This year, 60 Plus has been tirelessly working to torpedo Obama's health care reform with a series of misleading and alarmist ads. On August 10, 60 Plus released a television ad warning that "The government—not doctors—will decide if older patients are worth the cost." A recent mailing from 60 Plus told recipients that proposed changes to Medicare would mean "longer wait times at hospitals and doctors' offices, less money for new treatments, restrictions on care, prescriptions and what's best for you—the patient!" And a flyer distributed in Nebraska by 60 Plus features a picture of ailing elderly people and quotes Obama out of context saying, "Maybe you're better off not having the surgery, but taking the painkiller."
Conservatives for Patients Rights
CPR was founded by discredited hospital executive Rick Scott, who has emerged as perhaps the most dogged opponent of a Medicare-style public option that would cover uninsured Americans.

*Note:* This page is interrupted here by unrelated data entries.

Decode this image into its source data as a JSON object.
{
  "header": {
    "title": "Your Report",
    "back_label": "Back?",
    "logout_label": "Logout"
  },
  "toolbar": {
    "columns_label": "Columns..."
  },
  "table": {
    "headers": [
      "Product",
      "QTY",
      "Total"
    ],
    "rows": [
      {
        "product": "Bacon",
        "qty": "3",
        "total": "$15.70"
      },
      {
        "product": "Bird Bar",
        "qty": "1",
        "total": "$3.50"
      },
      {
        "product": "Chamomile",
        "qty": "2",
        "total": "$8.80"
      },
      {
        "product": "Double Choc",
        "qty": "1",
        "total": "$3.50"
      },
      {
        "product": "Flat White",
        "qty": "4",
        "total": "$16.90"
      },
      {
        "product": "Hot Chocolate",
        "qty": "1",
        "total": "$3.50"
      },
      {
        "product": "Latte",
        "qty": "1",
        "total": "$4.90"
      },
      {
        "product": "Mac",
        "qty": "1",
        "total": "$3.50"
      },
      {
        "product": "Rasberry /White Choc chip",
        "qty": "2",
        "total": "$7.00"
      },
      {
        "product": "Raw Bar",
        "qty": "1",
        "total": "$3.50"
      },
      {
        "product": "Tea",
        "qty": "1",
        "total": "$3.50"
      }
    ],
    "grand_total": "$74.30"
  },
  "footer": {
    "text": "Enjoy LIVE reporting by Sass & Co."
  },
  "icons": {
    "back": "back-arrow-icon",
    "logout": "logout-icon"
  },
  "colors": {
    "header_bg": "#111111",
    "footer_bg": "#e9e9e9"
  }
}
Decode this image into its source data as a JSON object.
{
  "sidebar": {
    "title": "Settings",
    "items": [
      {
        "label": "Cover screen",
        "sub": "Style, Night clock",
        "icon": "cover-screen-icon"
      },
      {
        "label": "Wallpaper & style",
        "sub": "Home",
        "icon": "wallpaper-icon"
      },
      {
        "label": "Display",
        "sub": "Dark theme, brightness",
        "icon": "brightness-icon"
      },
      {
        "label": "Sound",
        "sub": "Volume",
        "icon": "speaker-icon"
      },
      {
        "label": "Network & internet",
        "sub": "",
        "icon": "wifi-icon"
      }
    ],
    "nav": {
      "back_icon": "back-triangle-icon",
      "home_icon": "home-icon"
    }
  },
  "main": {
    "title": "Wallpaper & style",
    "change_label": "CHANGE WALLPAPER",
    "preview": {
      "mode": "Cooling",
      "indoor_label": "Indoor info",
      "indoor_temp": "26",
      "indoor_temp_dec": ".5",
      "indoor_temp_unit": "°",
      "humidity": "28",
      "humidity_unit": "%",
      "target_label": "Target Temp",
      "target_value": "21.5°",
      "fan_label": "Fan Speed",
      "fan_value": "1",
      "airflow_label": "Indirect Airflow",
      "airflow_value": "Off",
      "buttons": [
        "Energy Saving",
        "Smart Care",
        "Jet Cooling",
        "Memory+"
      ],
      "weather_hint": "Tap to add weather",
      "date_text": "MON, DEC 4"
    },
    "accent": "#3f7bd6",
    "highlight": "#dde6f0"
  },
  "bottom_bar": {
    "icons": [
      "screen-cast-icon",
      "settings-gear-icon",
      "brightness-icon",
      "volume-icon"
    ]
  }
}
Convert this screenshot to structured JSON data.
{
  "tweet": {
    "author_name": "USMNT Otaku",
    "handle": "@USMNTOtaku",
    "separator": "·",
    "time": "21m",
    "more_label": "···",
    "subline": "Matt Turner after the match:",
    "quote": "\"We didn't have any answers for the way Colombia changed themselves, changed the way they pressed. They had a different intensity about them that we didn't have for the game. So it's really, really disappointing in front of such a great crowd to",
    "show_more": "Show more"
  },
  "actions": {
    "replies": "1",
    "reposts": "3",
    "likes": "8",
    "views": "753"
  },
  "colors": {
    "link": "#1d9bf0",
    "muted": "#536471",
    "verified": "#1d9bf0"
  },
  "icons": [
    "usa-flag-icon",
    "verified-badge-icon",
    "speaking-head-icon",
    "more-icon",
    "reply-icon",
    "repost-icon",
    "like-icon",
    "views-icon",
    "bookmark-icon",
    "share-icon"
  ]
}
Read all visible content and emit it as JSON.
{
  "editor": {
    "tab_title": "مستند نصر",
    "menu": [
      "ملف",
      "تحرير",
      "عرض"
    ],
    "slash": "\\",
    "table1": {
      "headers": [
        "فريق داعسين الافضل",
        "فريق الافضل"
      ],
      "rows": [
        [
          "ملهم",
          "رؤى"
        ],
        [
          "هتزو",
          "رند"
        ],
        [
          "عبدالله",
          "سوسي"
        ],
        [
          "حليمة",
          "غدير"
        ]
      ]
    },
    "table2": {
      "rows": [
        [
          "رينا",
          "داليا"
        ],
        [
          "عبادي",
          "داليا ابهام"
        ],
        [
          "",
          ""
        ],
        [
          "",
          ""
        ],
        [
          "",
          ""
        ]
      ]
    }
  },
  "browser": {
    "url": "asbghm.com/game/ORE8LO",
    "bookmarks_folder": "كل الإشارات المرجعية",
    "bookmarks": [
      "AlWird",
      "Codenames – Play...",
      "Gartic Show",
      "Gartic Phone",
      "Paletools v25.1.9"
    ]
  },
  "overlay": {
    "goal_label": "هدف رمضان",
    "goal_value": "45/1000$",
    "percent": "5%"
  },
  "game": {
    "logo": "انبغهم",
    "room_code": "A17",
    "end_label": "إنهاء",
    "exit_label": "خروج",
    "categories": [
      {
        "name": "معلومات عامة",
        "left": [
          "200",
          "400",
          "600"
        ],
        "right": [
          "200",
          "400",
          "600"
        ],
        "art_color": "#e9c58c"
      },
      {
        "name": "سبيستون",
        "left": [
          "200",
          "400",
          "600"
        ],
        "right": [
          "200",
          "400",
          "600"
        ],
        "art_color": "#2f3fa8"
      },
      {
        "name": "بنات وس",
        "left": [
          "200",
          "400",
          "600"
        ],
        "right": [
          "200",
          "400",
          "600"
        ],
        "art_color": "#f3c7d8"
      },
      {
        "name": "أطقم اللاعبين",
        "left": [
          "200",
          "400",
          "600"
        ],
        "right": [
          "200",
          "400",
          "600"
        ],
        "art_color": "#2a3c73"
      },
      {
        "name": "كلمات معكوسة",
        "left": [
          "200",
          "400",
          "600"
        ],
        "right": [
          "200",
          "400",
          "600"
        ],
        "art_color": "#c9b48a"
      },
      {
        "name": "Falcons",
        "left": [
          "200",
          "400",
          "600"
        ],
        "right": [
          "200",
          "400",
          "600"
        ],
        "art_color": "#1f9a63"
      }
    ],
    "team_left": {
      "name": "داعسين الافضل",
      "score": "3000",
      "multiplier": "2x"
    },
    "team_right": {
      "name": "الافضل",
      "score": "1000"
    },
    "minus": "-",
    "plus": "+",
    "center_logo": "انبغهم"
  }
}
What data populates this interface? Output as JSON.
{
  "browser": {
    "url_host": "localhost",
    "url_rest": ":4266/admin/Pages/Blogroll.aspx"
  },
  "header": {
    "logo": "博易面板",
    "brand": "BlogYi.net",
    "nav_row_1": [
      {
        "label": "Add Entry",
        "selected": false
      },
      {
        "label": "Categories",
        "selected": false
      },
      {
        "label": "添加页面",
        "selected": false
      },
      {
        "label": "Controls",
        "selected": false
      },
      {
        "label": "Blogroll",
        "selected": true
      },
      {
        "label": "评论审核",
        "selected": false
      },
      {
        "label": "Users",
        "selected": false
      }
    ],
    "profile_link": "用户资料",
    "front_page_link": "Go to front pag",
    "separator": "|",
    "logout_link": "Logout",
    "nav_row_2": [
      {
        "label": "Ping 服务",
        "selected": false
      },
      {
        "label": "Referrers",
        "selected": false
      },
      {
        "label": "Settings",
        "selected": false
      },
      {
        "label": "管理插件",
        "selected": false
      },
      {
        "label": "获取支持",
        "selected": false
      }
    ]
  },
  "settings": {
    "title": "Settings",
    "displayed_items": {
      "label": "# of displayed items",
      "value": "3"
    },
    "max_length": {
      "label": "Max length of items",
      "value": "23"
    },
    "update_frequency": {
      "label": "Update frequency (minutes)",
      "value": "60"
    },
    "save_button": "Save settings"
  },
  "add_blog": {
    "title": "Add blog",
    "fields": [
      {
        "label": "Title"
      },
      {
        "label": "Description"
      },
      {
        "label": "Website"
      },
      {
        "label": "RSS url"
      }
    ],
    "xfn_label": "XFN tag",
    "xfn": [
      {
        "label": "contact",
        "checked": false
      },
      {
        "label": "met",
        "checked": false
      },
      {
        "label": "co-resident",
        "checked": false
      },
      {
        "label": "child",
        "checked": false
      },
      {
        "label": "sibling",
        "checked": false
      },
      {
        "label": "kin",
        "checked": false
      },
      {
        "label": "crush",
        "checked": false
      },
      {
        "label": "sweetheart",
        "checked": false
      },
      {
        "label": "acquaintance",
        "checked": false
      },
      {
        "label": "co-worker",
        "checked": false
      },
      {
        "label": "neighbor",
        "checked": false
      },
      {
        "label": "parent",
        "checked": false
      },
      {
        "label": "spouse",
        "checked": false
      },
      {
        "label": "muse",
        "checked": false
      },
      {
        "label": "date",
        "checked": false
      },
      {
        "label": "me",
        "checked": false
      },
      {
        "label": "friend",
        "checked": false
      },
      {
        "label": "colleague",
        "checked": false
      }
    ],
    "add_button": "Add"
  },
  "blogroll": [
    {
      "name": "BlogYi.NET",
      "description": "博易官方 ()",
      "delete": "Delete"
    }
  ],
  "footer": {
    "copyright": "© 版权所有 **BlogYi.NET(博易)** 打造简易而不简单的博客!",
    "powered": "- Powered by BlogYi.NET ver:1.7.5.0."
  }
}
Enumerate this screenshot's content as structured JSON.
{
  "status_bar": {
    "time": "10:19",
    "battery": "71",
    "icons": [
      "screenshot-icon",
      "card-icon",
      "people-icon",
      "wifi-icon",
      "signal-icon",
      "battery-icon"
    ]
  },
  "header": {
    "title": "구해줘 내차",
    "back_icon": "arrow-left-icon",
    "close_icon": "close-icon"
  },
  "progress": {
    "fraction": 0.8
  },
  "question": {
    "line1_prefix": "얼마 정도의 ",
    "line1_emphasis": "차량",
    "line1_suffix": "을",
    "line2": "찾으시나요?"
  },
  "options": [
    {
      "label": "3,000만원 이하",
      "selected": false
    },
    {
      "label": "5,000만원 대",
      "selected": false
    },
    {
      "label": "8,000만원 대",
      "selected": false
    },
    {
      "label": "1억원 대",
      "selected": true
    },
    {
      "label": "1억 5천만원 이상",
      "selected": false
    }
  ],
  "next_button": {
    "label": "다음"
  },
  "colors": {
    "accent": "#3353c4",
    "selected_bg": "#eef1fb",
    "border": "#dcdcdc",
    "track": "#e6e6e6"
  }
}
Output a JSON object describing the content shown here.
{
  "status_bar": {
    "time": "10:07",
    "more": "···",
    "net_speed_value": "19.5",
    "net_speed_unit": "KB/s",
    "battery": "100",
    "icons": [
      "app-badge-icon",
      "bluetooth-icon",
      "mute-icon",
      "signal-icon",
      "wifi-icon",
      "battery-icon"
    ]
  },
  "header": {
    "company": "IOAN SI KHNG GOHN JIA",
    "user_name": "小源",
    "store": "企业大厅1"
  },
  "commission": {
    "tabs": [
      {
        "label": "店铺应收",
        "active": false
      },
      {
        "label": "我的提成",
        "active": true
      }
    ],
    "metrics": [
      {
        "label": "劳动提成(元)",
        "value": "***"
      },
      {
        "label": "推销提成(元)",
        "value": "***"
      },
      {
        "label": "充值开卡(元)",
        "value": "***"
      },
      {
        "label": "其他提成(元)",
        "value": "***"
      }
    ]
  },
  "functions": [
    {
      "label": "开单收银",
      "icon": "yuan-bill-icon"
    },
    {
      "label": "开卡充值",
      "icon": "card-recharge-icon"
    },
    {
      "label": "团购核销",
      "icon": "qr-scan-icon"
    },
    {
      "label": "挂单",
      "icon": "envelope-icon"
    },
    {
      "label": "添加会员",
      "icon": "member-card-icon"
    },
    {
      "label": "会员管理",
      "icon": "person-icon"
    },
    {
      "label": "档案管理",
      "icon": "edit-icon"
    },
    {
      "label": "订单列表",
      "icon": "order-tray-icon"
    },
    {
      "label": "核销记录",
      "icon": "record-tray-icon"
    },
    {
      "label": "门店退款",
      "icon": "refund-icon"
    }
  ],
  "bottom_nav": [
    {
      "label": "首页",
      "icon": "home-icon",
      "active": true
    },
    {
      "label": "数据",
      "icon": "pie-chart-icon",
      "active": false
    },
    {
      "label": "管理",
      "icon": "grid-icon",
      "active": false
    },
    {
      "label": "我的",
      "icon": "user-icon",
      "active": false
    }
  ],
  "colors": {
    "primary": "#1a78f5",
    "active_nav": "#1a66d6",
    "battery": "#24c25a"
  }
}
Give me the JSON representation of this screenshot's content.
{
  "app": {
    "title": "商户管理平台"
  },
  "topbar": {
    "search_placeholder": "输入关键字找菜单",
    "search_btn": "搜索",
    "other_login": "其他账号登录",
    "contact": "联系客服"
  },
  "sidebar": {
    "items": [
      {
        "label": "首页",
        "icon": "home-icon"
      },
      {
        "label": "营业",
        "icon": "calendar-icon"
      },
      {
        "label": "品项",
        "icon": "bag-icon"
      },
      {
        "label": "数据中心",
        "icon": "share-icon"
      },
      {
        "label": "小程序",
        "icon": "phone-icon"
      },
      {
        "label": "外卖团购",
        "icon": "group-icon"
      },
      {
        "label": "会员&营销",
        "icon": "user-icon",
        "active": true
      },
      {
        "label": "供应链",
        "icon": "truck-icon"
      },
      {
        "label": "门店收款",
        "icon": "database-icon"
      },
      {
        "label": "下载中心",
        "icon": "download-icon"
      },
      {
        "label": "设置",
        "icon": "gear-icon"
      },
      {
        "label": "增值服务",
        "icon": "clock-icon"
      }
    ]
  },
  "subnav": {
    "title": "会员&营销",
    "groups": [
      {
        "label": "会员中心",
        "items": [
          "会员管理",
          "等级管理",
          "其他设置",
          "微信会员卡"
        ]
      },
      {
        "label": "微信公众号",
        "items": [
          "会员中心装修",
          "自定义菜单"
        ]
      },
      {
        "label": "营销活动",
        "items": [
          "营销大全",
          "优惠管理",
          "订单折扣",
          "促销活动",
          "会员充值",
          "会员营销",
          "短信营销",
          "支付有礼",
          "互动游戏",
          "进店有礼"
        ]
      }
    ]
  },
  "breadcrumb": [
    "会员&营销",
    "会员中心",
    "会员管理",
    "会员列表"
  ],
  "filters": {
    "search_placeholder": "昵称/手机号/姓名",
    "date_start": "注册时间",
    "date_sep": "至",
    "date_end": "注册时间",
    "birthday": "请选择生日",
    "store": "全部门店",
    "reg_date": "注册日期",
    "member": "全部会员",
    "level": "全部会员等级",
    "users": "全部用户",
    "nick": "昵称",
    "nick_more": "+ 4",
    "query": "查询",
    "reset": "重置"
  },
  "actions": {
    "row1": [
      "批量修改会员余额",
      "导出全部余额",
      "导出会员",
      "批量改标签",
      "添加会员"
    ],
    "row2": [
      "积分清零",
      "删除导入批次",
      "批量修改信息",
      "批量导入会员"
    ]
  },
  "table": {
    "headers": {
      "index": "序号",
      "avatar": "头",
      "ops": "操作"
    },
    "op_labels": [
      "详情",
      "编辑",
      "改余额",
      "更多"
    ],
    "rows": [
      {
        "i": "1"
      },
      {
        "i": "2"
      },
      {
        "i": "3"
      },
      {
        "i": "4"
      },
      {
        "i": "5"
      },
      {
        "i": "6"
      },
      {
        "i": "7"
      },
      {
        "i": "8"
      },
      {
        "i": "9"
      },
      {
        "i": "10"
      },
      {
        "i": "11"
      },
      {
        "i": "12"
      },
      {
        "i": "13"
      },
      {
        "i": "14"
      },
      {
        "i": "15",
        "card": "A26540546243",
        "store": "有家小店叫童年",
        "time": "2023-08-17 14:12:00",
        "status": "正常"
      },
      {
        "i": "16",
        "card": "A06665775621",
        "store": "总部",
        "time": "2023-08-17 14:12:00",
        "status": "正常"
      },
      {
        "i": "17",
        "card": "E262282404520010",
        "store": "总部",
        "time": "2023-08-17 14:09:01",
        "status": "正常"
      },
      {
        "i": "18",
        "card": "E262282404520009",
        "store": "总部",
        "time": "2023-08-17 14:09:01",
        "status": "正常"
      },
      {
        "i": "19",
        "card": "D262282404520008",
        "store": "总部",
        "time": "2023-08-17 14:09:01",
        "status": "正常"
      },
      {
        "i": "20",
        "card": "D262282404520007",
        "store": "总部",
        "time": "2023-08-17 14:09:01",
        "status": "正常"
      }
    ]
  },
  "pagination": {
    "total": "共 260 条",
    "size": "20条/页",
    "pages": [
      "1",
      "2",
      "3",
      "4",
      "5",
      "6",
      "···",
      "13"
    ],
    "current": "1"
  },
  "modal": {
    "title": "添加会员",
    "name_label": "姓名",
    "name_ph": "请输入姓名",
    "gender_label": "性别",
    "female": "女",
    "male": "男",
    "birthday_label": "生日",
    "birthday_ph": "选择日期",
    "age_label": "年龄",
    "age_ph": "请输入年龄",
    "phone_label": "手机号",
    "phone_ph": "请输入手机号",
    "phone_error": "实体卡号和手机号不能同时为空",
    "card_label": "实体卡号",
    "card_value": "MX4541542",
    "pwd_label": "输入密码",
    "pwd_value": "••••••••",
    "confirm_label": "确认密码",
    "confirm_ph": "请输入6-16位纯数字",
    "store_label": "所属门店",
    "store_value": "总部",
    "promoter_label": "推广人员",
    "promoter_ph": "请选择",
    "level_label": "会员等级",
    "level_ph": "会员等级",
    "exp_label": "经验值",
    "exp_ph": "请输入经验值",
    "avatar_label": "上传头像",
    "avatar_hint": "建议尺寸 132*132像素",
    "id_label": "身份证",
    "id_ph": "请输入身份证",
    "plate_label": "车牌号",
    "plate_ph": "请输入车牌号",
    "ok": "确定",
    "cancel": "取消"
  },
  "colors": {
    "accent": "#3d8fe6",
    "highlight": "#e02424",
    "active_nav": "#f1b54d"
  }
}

To sell its message, CPR has enlisted the services of the same PR firm that brought you the Swiftboating of John Kerry: CRC Public Relations. So it should come as no surprise that its million-dollar ads on television and talk radio feature highly questionable assertions to scare citizens into sticking with the status quo. In one ad, an announcer ominously intoned that reform "could put a bureaucrat in charge of your medical decisions, not you." A CPR flyer referred to the public option as "Patient Enemy #1."
Scott claims that he will spend as much as $20 million dollars to defeat health care reform—he has already kicked in $5 million of his own funds to jump-start CPR's media blitz. As Mother Jones has previously reported, he owns an urgent care company called Solantis. That gives him a direct incentive to block the expansion of health insurance coverage. To that end, CPR has sought to whip up frenzies at town hall forums during the August congressional recess, issuing alerts for meetings around the country and posting video footage of heated exchanges on its website. Earlier this month, White House press secretary Robert Gibbs denounced CPR for "organizing and manufacturing that anger."